U.S. home prices set a record monthly rise in April, according to a report released Tuesday by S&P Dow Jones Indices.
The S&P/Case-Shiller Home Price Indices, the leading measure of U.S. home prices, showed average home prices for the 10- and 20-City Composites rose 2.6 percent and 2.5 percent from March to April. On an annual basis, home prices increased 11.6 percent and 12.1 percent for the 10- and 20-City Composites in April, it added.
"The 10- and 20-City Composites posted their highest monthly gains in the history of S&P/CaseShiller Home Price Indices," said David M. Blitzer, chairman of the Index Committee at S&P Dow Jones Indices.
"The recovery is definitely broad-based. The two composites showed the largest year-over-year gains in seven years," Blitzer said.
All 20 cities and both composites showed positive year-over-year returns for at least the fourth consecutive month. Atlanta, Dallas, Detroit and Minneapolis posted their highest annual gains since the start of their respective indices. While on a monthly basis, all cities with the exception of Detroit posted positive change.
Blitzer said: "Last week's comments from the Fed and the resulting sharp increase in Treasury yields sparked fears that rising mortgage rates will damage the housing rebound."
But banks' credit quality standards were more important than the level of mortgage rates in the housing boom, bust and recovery, he added.
Given the most recent Fed Senior Loan Officer Opinion Survey, which shows some banks are easing credit restrictions, "the recovery should continue," Blitzer said.
Meanwhile, the Federal Housing Finance Agency (FHFA) reported Tuesday that U.S. house prices continued its upward momentum in April on a seasonally-adjusted basis.
House prices in April were 0.7 percent higher than a month earlier, marking the 15th consecutive monthly price increase, according to the FHFA's monthly House Price Index.

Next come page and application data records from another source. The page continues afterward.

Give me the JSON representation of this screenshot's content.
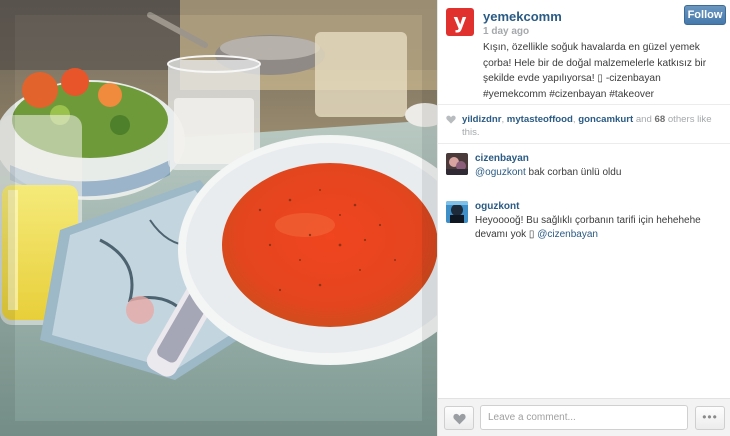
{
  "post": {
    "username": "yemekcomm",
    "logo_letter": "y",
    "time_ago": "1 day ago",
    "follow_label": "Follow",
    "caption_line": "Kışın, özellikle soğuk havalarda en güzel yemek çorba! Hele bir de doğal malzemelerle katkısız bir şekilde evde yapılıyorsa! ▯ -cizenbayan",
    "hashtags": "#yemekcomm #cizenbayan #takeover"
  },
  "likes": {
    "user1": "yildizdnr",
    "sep1": ", ",
    "user2": "mytasteoffood",
    "sep2": ", ",
    "user3": "goncamkurt",
    "and": " and ",
    "count": "68",
    "suffix": " others like this."
  },
  "comments": [
    {
      "user": "cizenbayan",
      "mention": "@oguzkont",
      "text": " bak corban ünlü oldu"
    },
    {
      "user": "oguzkont",
      "text": "Heyooooğ! Bu sağlıklı çorbanın tarifi için hehehehe devamı yok ▯ ",
      "mention": "@cizenbayan"
    }
  ],
  "footer": {
    "comment_placeholder": "Leave a comment...",
    "more_label": "•••"
  },
  "icons": {
    "logo": "yemekcomm-logo-icon",
    "heart": "heart-icon",
    "more": "more-options-icon"
  },
  "colors": {
    "username_blue": "#2a5b84",
    "follow_button": "#4679ac",
    "logo_red": "#e0312f",
    "muted_text": "#a5a9ac"
  }
}
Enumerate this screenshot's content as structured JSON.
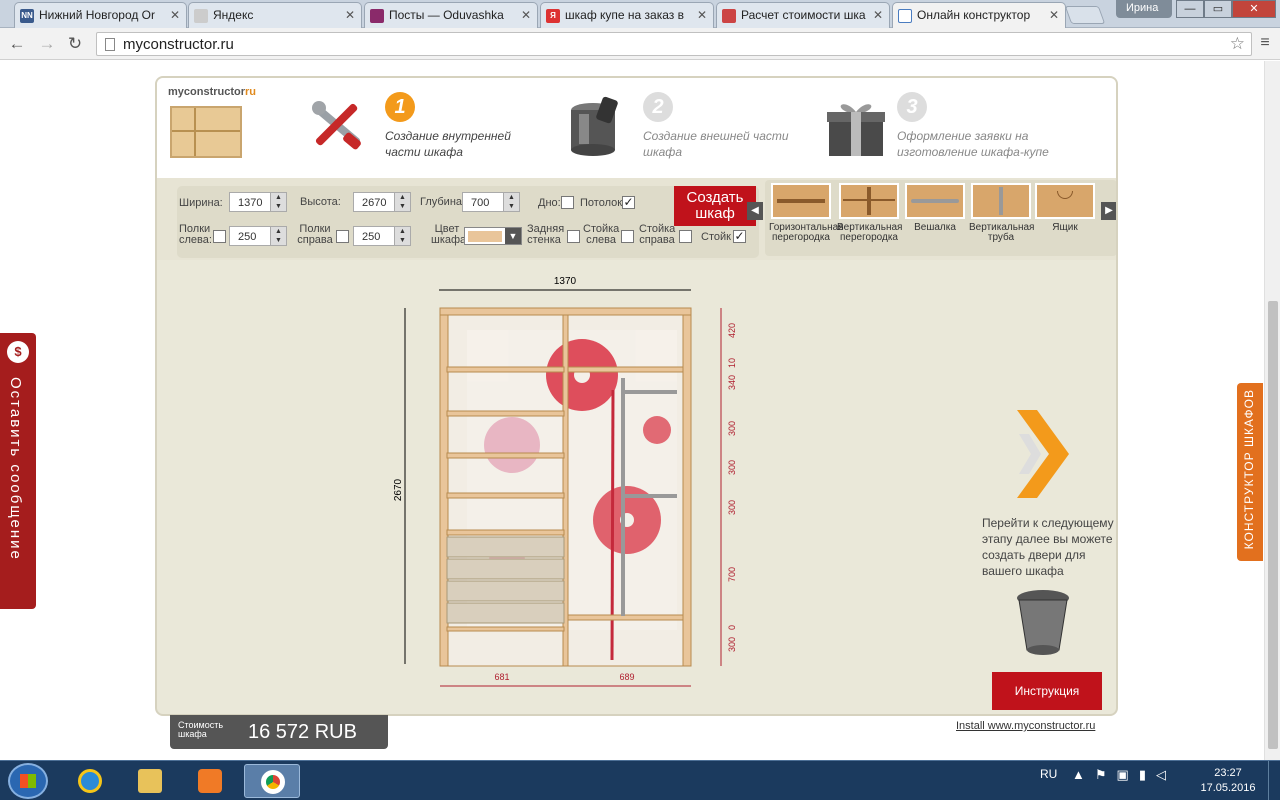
{
  "browser": {
    "tabs": [
      {
        "title": "Нижний Новгород Or",
        "favicon": "NN",
        "color": "#3a5a8c"
      },
      {
        "title": "Яндекс",
        "favicon": "",
        "color": "#cccccc"
      },
      {
        "title": "Посты — Oduvashka",
        "favicon": "",
        "color": "#8a2a6a"
      },
      {
        "title": "шкаф купе на заказ в",
        "favicon": "Я",
        "color": "#d33"
      },
      {
        "title": "Расчет стоимости шка",
        "favicon": "",
        "color": "#c44"
      },
      {
        "title": "Онлайн конструктор",
        "favicon": "",
        "color": "#4a7cc0"
      }
    ],
    "user": "Ирина",
    "url": "myconstructor.ru",
    "window_controls": {
      "minimize": "—",
      "maximize": "▭",
      "close": "✕"
    }
  },
  "header": {
    "logo_brand": "myconstructor",
    "logo_suffix": "ru",
    "steps": [
      {
        "num": "1",
        "text": "Создание внутренней части шкафа",
        "icon": "tools-icon",
        "active": true
      },
      {
        "num": "2",
        "text": "Создание внешней части шкафа",
        "icon": "paint-bucket-icon",
        "active": false
      },
      {
        "num": "3",
        "text": "Оформление заявки на изготовление шкафа-купе",
        "icon": "gift-box-icon",
        "active": false
      }
    ]
  },
  "controls": {
    "width_label": "Ширина:",
    "width": "1370",
    "height_label": "Высота:",
    "height": "2670",
    "depth_label": "Глубина:",
    "depth": "700",
    "bottom_label": "Дно:",
    "bottom_checked": false,
    "ceiling_label": "Потолок:",
    "ceiling_checked": true,
    "shelves_left_label": "Полки слева:",
    "shelves_left_checked": false,
    "shelves_left_value": "250",
    "shelves_right_label": "Полки справа",
    "shelves_right_checked": false,
    "shelves_right_value": "250",
    "color_label": "Цвет шкафа",
    "color": "#e9c59a",
    "back_wall_label": "Задняя стенка",
    "back_wall_checked": false,
    "post_left_label": "Стойка слева",
    "post_left_checked": false,
    "post_right_label": "Стойка справа",
    "post_right_checked": false,
    "post_label": "Стойк",
    "post_checked": true,
    "create_button": "Создать шкаф"
  },
  "elements": [
    {
      "label": "Горизонтальная перегородка",
      "icon": "horizontal-partition-icon"
    },
    {
      "label": "Вертикальная перегородка",
      "icon": "vertical-partition-icon"
    },
    {
      "label": "Вешалка",
      "icon": "hanger-icon"
    },
    {
      "label": "Вертикальная труба",
      "icon": "vertical-pipe-icon"
    },
    {
      "label": "Ящик",
      "icon": "drawer-icon"
    }
  ],
  "drawing": {
    "total_width": "1370",
    "total_height": "2670",
    "left_width": "681",
    "right_width": "689",
    "right_sections": [
      "420",
      "10",
      "340",
      "300",
      "300",
      "300",
      "700",
      "0",
      "300"
    ]
  },
  "hint": "Перейти к следующему этапу далее вы можете создать двери для вашего шкафа",
  "instruction_button": "Инструкция",
  "price": {
    "label": "Стоимость шкафа",
    "value": "16 572  RUB"
  },
  "install_link": "Install www.myconstructor.ru",
  "feedback_tab": "Оставить сообщение",
  "constructor_tab": "КОНСТРУКТОР ШКАФОВ",
  "taskbar": {
    "lang": "RU",
    "time": "23:27",
    "date": "17.05.2016"
  }
}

Over the 12 months ending in April, the house prices rose 7.4 percent, indicating a steady improvement in the U.S. housing market.

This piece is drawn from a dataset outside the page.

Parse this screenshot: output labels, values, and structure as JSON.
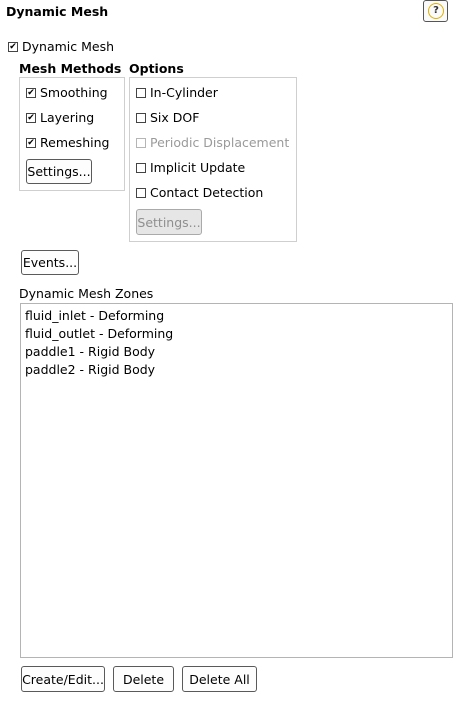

House prices edged up in six of nine census divisions in April, and prices of the Pacific area, including Hawaii, Alaska, Washington, Oregon and California, climbed the most by 17.1 percent from a year earlier.
The FHFA also noted that the house prices in April were still 11.7 percent below the April 2007 peak level and roughly the same as the January 2005 level.

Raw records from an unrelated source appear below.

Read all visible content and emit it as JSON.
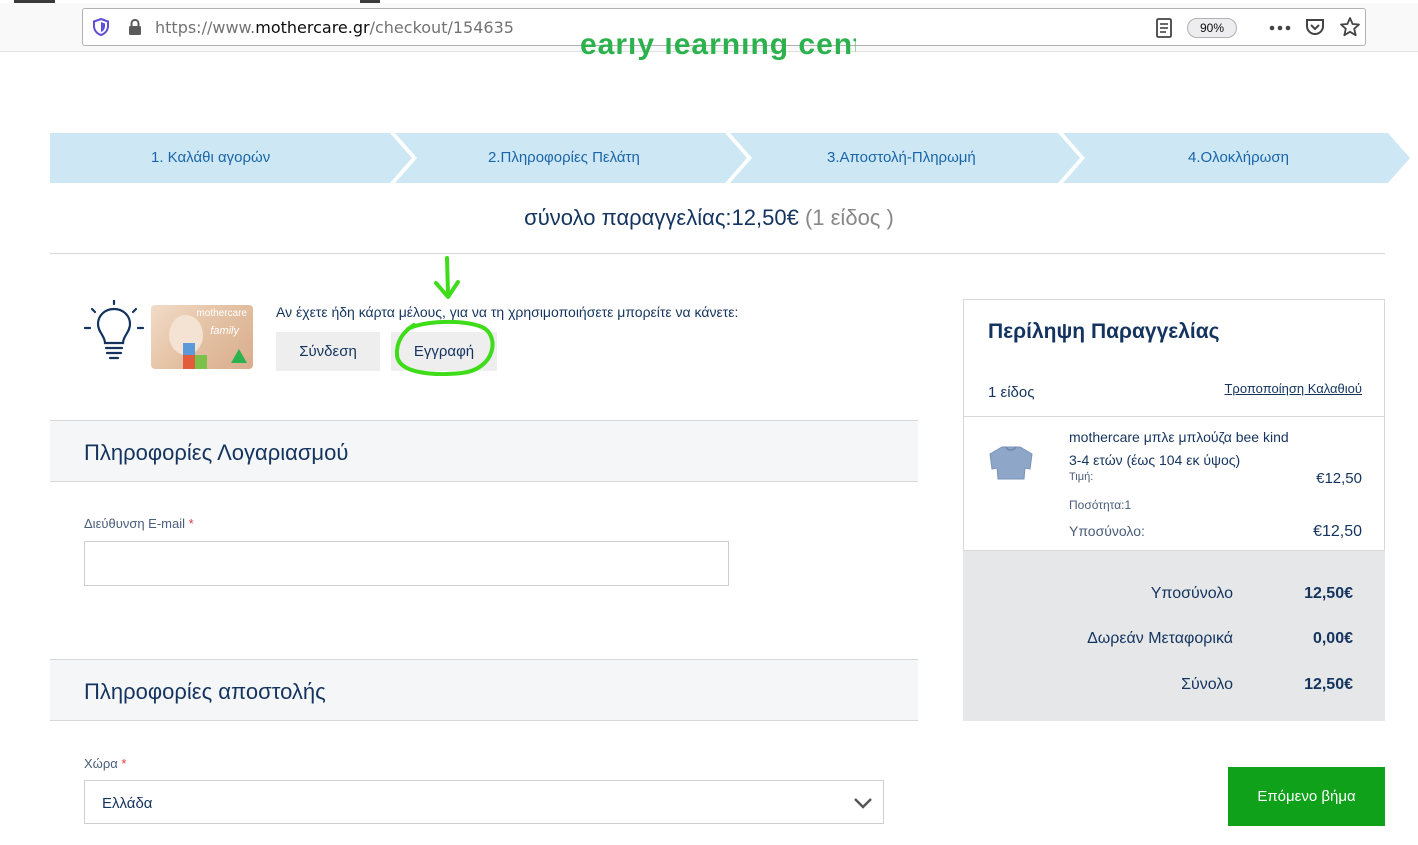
{
  "browser": {
    "url_prefix": "https://www.",
    "url_host": "mothercare.gr",
    "url_path": "/checkout/154635",
    "zoom": "90%"
  },
  "header": {
    "logo_text": "early learning centre"
  },
  "steps": [
    {
      "label": "1. Καλάθι αγορών"
    },
    {
      "label": "2.Πληροφορίες Πελάτη"
    },
    {
      "label": "3.Αποστολή-Πληρωμή"
    },
    {
      "label": "4.Ολοκλήρωση"
    }
  ],
  "order_total": {
    "label": "σύνολο παραγγελίας:12,50€",
    "count": "(1 είδος )"
  },
  "member": {
    "card_brand": "mothercare",
    "card_family": "family",
    "prompt": "Αν έχετε ήδη κάρτα μέλους, για να τη χρησιμοποιήσετε μπορείτε να κάνετε:",
    "login_label": "Σύνδεση",
    "register_label": "Εγγραφή"
  },
  "account": {
    "title": "Πληροφορίες Λογαριασμού",
    "email_label": "Διεύθυνση E-mail",
    "required_mark": "*",
    "email_value": ""
  },
  "shipping": {
    "title": "Πληροφορίες αποστολής",
    "country_label": "Χώρα",
    "country_value": "Ελλάδα"
  },
  "summary": {
    "title": "Περίληψη Παραγγελίας",
    "count": "1 είδος",
    "edit_cart": "Τροποποίηση Καλαθιού",
    "item": {
      "name": "mothercare μπλε μπλούζα bee kind",
      "size": "3-4 ετών (έως 104 εκ ύψος)",
      "price_label": "Τιμή:",
      "price": "€12,50",
      "qty_label": "Ποσότητα:1",
      "subtotal_label": "Υποσύνολο:",
      "subtotal": "€12,50"
    },
    "totals": [
      {
        "label": "Υποσύνολο",
        "value": "12,50€"
      },
      {
        "label": "Δωρεάν Μεταφορικά",
        "value": "0,00€"
      },
      {
        "label": "Σύνολο",
        "value": "12,50€"
      }
    ]
  },
  "next_button": "Επόμενο βήμα",
  "colors": {
    "brand_navy": "#14345f",
    "step_bg": "#cde8f4",
    "step_text": "#1b66a8",
    "next_green": "#10a11b",
    "annotation_green": "#3fdc1a"
  }
}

The FHFA measured changes in real estate values using purchases of properties with mortgages backed by Fannie Mae or Freddie Mac. It did not provide a specific price for houses.
The U.S. National Association of Realtors reported recently that the median existing home price for all housing types jumped to 208,00 dollars in May, up 15.4 percent from a year earlier.